» **Task inputs**:
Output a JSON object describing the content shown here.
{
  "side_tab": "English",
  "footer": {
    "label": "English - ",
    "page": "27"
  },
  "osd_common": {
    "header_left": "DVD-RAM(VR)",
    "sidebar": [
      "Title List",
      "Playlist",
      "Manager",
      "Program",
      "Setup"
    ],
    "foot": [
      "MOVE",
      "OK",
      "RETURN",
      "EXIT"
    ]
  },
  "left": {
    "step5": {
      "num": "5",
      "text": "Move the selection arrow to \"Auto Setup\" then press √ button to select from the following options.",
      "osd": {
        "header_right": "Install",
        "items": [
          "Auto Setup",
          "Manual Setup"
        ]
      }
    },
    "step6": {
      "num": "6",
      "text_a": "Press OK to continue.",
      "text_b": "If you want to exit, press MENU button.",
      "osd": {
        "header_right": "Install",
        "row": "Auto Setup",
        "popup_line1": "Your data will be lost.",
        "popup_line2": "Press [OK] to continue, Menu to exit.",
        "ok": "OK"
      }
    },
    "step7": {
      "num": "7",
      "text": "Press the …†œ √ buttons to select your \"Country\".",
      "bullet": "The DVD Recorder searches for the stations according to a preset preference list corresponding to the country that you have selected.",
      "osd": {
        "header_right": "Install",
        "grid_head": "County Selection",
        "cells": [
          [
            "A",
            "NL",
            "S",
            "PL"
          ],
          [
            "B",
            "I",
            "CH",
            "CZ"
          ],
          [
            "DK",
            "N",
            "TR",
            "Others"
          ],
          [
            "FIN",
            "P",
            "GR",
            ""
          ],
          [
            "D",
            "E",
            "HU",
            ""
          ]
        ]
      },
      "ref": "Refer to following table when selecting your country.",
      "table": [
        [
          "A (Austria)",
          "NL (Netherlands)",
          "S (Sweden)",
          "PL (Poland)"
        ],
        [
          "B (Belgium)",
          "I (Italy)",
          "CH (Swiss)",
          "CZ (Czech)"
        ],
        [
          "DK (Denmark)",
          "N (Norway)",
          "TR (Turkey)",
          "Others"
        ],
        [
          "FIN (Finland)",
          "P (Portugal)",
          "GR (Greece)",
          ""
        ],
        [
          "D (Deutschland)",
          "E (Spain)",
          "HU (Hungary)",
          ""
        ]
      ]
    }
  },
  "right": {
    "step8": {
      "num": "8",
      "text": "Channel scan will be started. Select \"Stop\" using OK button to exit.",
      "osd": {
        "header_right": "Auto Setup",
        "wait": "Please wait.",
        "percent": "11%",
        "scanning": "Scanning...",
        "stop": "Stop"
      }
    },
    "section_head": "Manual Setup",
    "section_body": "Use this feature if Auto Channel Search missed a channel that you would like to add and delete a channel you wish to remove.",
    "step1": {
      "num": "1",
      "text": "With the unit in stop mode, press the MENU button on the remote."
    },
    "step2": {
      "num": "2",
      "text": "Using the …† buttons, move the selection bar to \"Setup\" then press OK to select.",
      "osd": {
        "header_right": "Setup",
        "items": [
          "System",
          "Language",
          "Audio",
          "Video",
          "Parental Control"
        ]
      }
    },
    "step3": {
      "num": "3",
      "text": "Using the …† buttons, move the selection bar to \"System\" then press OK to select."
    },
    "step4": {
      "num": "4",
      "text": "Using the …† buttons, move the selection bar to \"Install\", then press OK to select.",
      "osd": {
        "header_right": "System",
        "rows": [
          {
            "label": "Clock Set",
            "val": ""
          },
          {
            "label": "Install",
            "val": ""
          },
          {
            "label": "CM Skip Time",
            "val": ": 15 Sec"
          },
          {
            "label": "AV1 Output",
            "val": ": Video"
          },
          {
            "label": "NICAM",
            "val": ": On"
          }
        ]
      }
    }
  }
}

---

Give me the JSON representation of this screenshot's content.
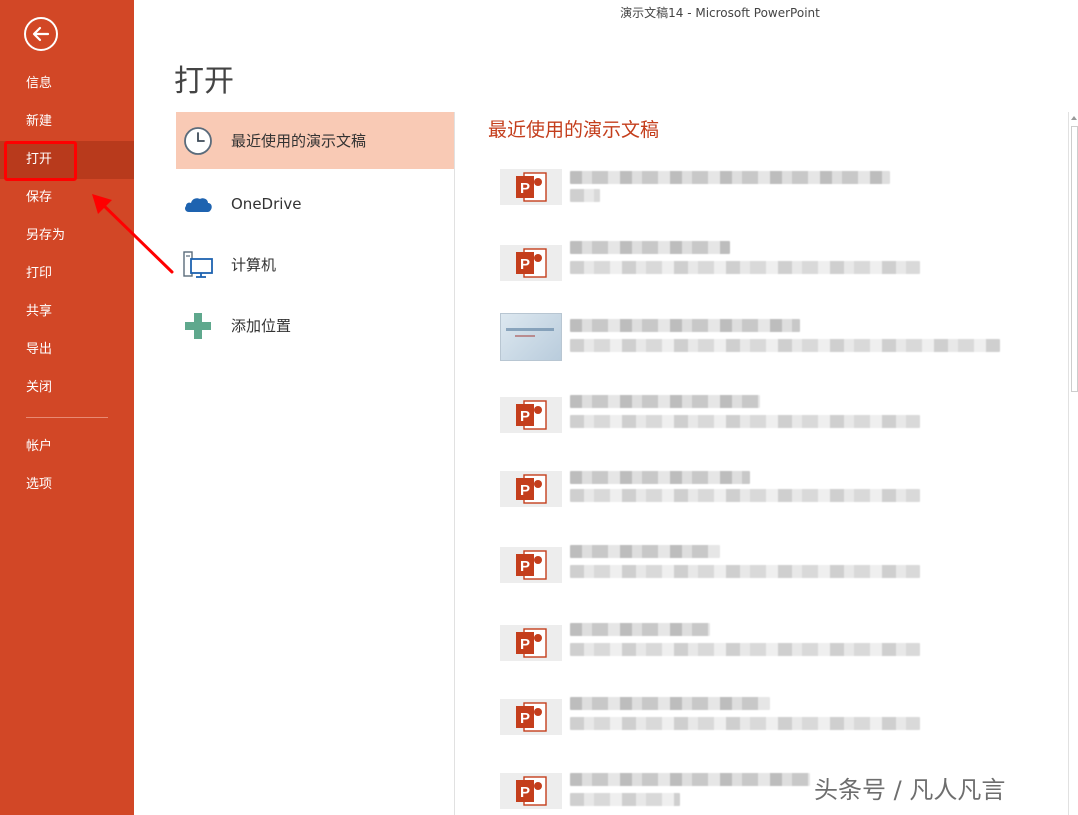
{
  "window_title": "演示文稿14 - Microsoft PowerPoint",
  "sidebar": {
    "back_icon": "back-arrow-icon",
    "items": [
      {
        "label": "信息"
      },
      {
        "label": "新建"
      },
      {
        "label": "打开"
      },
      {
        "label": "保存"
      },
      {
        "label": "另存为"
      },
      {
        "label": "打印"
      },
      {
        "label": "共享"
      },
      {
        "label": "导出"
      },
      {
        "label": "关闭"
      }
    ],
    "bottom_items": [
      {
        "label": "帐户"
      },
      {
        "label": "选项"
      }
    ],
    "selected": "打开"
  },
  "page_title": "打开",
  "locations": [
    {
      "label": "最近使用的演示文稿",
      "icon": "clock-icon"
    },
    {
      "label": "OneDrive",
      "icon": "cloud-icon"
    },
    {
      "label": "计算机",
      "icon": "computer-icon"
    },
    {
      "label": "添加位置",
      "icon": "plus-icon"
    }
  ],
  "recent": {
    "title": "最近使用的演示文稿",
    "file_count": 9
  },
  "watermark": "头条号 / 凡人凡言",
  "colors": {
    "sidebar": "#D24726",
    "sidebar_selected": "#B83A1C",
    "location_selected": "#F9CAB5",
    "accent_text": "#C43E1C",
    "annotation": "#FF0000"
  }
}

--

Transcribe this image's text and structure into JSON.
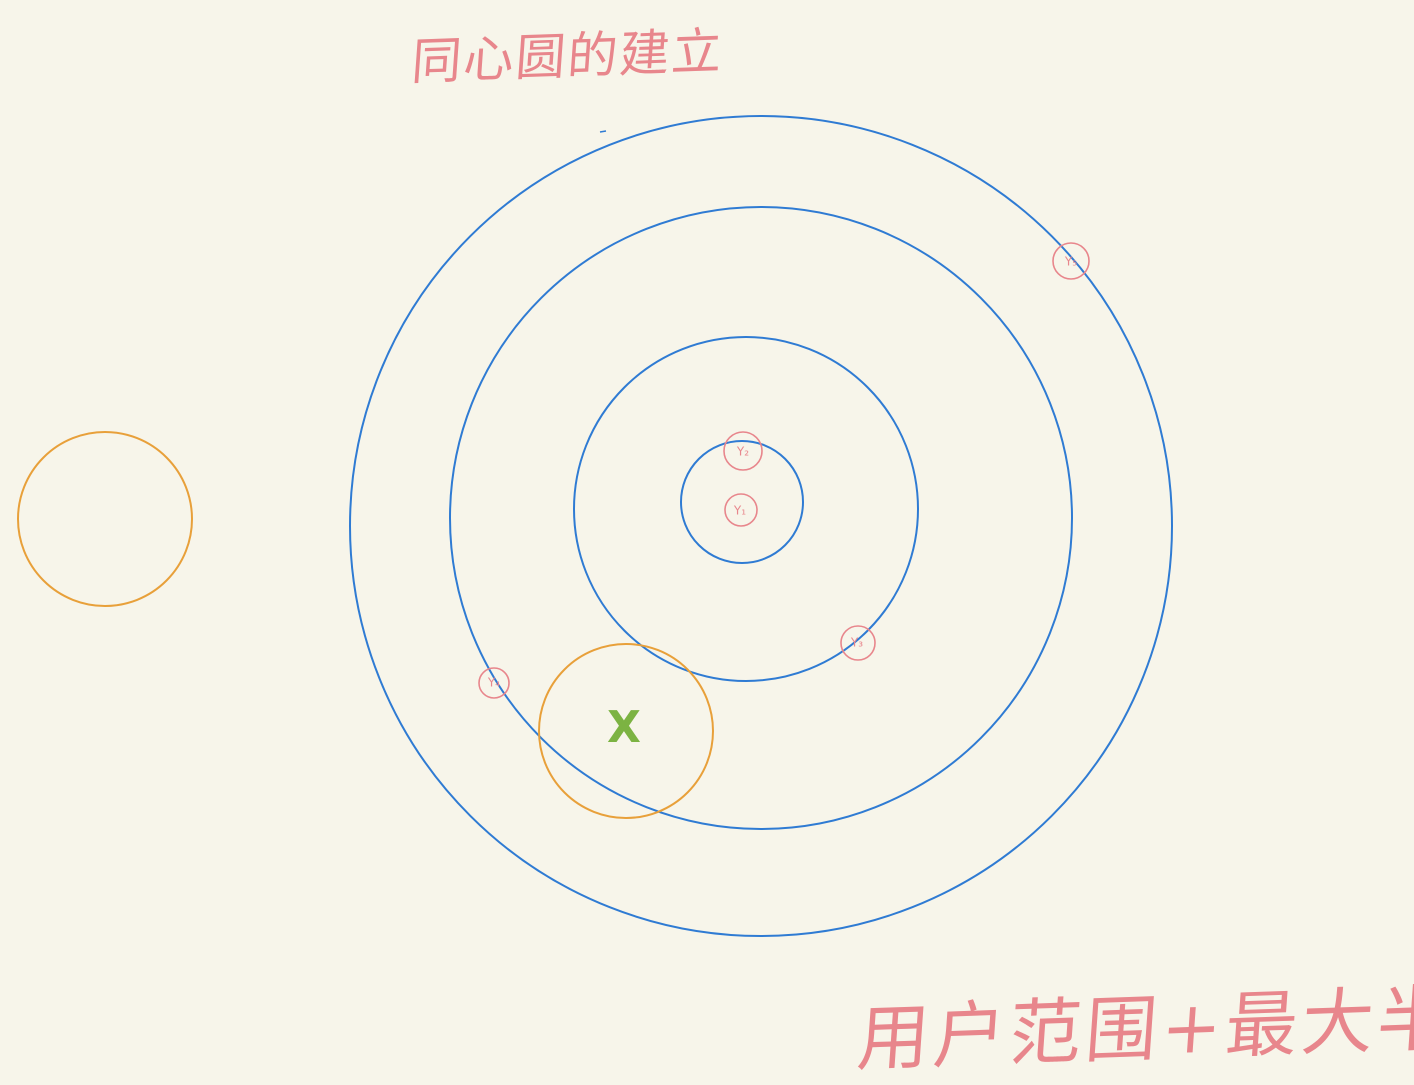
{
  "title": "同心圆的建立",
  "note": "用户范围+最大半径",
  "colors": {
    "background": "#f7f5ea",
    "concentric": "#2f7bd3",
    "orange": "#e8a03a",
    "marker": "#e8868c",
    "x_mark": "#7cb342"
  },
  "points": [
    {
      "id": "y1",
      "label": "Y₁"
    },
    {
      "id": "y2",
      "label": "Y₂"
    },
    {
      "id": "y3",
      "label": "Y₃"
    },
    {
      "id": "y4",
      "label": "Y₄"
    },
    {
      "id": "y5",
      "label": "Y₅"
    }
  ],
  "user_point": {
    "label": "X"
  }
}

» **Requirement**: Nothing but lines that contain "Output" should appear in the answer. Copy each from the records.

» **Written solution**:
Output a JSON object describing the content shown here.
            "label": "AV1 Output",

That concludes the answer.